At times, Bruno Mars even recalls James Brown (see the album’s third track, “Perm”) with call-and-response verses, a rap-sung delivery and spontaneous yelps and screams that would make even the late Godfather of Soul proud.
But Mars seems to also understand that he is riding a wave that would not have been possible were it not for all those funk legends who came before him. He proved his respect with a spot-on performance of “Let’s Go Crazy” in tribute to Prince at last month’s Grammy Awards show. To wit, if Bruno had ever been as bold as Timberlake to make a claim that he (alone) is bringing funk music back, it might have given Prince a slight pause were he alive to hear the boast. But even His Purple Highness would ultimately have had to admit that Mars is putting down some legitimate, good old-fashioned funk on par with a lot of those greats of the past.
After all, somebody’s gotta do it. Before his death, Prince tried to keep funk’s flame burning with his late-career album releases. But radio and the industry had long since moved on from the Purple One, relegating those albums to essentially the same dismal sales status that funk albums of the 1980s’ post-disco era had to endure.
However, the industry – radio, digital, streaming, awards shows, you name it – has fully embraced Bruno Mars, who has now sold over 120 million records and downloads in his short seven-year chart career, already making him one of the biggest-selling artists of all time. That he chooses to continue breaking down traditional racial barriers by making funk his brand of choice is thus a good thing, especially if it keeps funk music off life support – even if only for as long as Bruno’s latest album is still hot.
And, mark my word, 24K Magic is still very hot… scorching actually. And Bruno Mars is the only major artist who is playing (very well, I might add) funk music today.
After all, somebody’s gotta do it.
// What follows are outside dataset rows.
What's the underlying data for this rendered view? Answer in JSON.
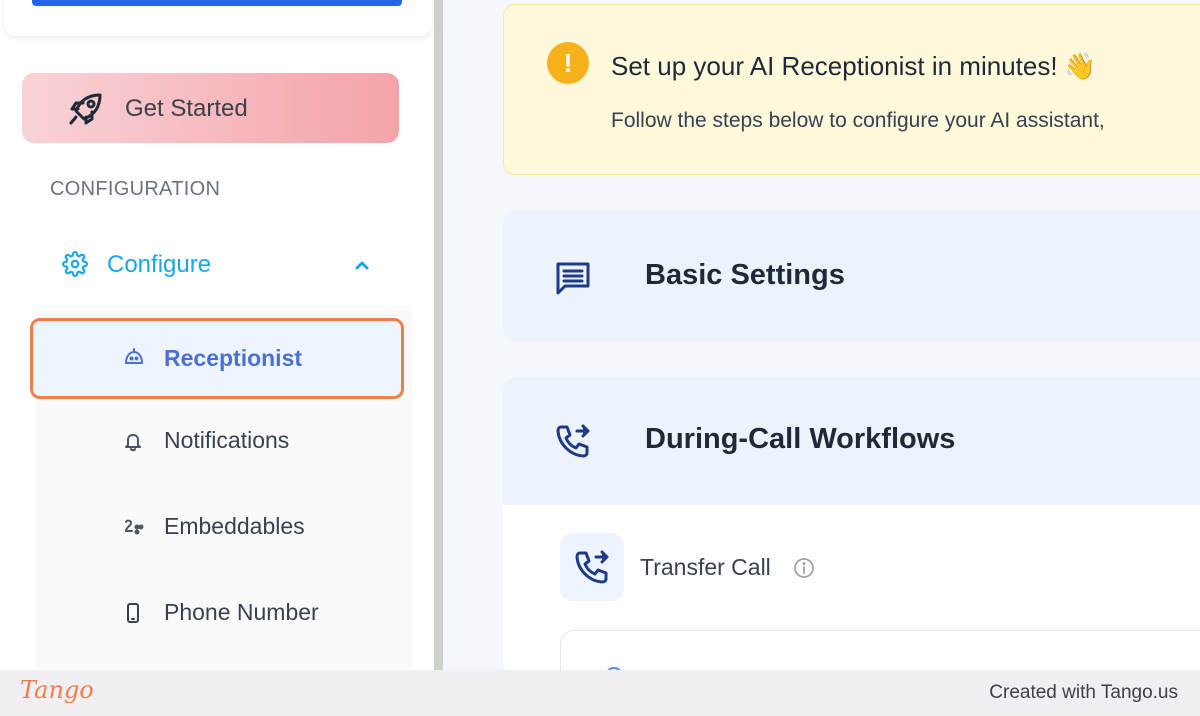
{
  "sidebar": {
    "get_started": {
      "label": "Get Started",
      "icon": "rocket-icon"
    },
    "section_label": "CONFIGURATION",
    "configure": {
      "label": "Configure",
      "icon": "gear-icon",
      "expanded": true
    },
    "items": [
      {
        "label": "Receptionist",
        "icon": "robot-icon",
        "active": true
      },
      {
        "label": "Notifications",
        "icon": "bell-icon",
        "active": false
      },
      {
        "label": "Embeddables",
        "icon": "embed-icon",
        "active": false
      },
      {
        "label": "Phone Number",
        "icon": "phone-icon",
        "active": false
      }
    ]
  },
  "main": {
    "banner": {
      "title": "Set up your AI Receptionist in minutes!",
      "emoji": "👋",
      "subtitle": "Follow the steps below to configure your AI assistant,"
    },
    "sections": [
      {
        "label": "Basic Settings",
        "icon": "chat-lines-icon"
      },
      {
        "label": "During-Call Workflows",
        "icon": "phone-transfer-icon"
      }
    ],
    "workflows": [
      {
        "label": "Transfer Call",
        "icon": "phone-transfer-icon"
      }
    ]
  },
  "footer": {
    "logo": "Tango",
    "credit": "Created with Tango.us"
  },
  "colors": {
    "accent_blue": "#1aa6e8",
    "active_text": "#4a6fd6",
    "highlight_border": "#ef7f4a",
    "warning": "#f7b21b",
    "banner_bg": "#fff9dc"
  }
}
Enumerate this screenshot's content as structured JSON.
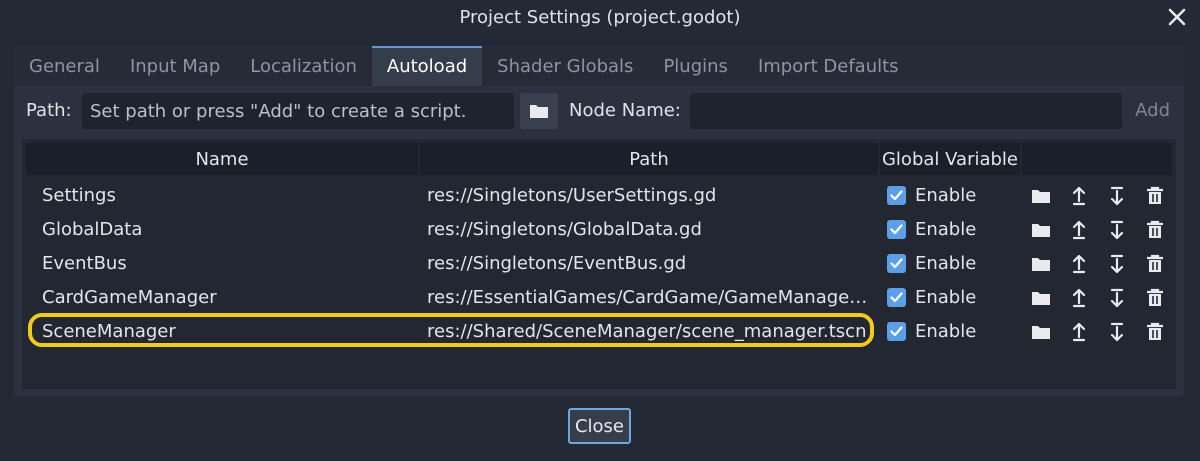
{
  "window": {
    "title": "Project Settings (project.godot)",
    "close_icon": "close-icon"
  },
  "tabs": [
    {
      "label": "General",
      "active": false
    },
    {
      "label": "Input Map",
      "active": false
    },
    {
      "label": "Localization",
      "active": false
    },
    {
      "label": "Autoload",
      "active": true
    },
    {
      "label": "Shader Globals",
      "active": false
    },
    {
      "label": "Plugins",
      "active": false
    },
    {
      "label": "Import Defaults",
      "active": false
    }
  ],
  "path_row": {
    "path_label": "Path:",
    "path_placeholder": "Set path or press \"Add\" to create a script.",
    "node_name_label": "Node Name:",
    "node_name_value": "",
    "add_label": "Add"
  },
  "table": {
    "headers": {
      "name": "Name",
      "path": "Path",
      "global": "Global Variable"
    },
    "rows": [
      {
        "name": "Settings",
        "path": "res://Singletons/UserSettings.gd",
        "enabled": true,
        "enable_label": "Enable"
      },
      {
        "name": "GlobalData",
        "path": "res://Singletons/GlobalData.gd",
        "enabled": true,
        "enable_label": "Enable"
      },
      {
        "name": "EventBus",
        "path": "res://Singletons/EventBus.gd",
        "enabled": true,
        "enable_label": "Enable"
      },
      {
        "name": "CardGameManager",
        "path": "res://EssentialGames/CardGame/GameManager/…",
        "enabled": true,
        "enable_label": "Enable"
      },
      {
        "name": "SceneManager",
        "path": "res://Shared/SceneManager/scene_manager.tscn",
        "enabled": true,
        "enable_label": "Enable"
      }
    ],
    "row_icons": [
      "folder-icon",
      "move-up-icon",
      "move-down-icon",
      "trash-icon"
    ]
  },
  "footer": {
    "close_label": "Close"
  },
  "colors": {
    "accent": "#5c9fe6",
    "highlight": "#f2cb1a"
  }
}
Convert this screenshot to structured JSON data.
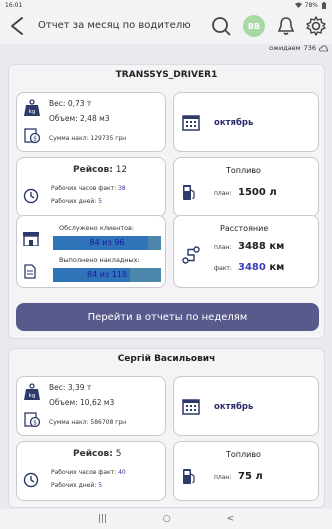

Check out this awesome video clip of his latest single, “That’s What I Like,” below.
ps: thanks to my frat brother Reggie Hammond for the inspiration for this article!